*** Opening of Dataset ***

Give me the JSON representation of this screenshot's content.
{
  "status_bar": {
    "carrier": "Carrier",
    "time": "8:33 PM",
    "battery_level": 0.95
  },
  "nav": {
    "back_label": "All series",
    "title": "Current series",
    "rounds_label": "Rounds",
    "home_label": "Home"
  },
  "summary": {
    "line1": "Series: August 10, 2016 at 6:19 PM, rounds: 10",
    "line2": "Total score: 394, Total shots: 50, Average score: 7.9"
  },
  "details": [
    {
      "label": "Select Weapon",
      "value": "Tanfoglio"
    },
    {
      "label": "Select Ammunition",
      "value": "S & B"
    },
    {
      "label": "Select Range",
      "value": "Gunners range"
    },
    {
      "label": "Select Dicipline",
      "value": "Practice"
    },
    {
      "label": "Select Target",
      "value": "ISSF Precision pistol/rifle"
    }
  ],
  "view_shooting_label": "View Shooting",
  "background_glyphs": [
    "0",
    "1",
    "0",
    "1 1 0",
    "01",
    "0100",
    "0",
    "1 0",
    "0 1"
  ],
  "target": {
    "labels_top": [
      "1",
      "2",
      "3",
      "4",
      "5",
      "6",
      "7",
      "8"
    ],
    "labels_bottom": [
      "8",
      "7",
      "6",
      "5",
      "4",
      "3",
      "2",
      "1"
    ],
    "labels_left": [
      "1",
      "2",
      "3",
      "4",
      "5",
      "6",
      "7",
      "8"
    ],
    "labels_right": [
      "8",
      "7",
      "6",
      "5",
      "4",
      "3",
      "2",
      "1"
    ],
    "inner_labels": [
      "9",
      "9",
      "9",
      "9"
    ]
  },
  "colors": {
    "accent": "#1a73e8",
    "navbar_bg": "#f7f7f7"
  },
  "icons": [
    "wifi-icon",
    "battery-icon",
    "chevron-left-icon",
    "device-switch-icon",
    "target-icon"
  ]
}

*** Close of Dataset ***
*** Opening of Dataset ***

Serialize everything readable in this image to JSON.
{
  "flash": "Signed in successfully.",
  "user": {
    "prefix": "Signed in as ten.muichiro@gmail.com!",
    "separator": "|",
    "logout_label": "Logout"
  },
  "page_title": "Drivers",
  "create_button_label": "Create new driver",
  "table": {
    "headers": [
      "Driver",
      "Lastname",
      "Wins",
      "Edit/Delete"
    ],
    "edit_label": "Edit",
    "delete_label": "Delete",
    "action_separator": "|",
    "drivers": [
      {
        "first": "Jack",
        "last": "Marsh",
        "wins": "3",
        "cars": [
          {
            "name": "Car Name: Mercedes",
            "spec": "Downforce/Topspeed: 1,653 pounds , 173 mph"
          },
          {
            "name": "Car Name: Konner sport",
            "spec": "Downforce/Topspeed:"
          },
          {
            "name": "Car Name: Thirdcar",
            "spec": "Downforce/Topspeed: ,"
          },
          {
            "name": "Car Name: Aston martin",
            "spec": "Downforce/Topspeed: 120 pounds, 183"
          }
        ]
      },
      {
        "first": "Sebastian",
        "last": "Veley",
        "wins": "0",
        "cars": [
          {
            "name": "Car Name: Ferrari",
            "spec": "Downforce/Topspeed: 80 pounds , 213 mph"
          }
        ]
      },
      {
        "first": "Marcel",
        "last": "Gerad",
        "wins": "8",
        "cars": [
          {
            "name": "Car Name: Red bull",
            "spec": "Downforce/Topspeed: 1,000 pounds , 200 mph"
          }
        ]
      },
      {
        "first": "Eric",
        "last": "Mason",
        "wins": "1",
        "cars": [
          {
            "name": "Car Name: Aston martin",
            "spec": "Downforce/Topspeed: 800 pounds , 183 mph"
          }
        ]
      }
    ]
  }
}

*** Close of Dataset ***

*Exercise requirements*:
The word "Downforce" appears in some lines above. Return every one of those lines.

*Solution for this problem*:
            "spec": "Downforce/Topspeed: 1,653 pounds , 173 mph"
            "spec": "Downforce/Topspeed:"
            "spec": "Downforce/Topspeed: ,"
            "spec": "Downforce/Topspeed: 120 pounds, 183"
            "spec": "Downforce/Topspeed: 80 pounds , 213 mph"
            "spec": "Downforce/Topspeed: 1,000 pounds , 200 mph"
            "spec": "Downforce/Topspeed: 800 pounds , 183 mph"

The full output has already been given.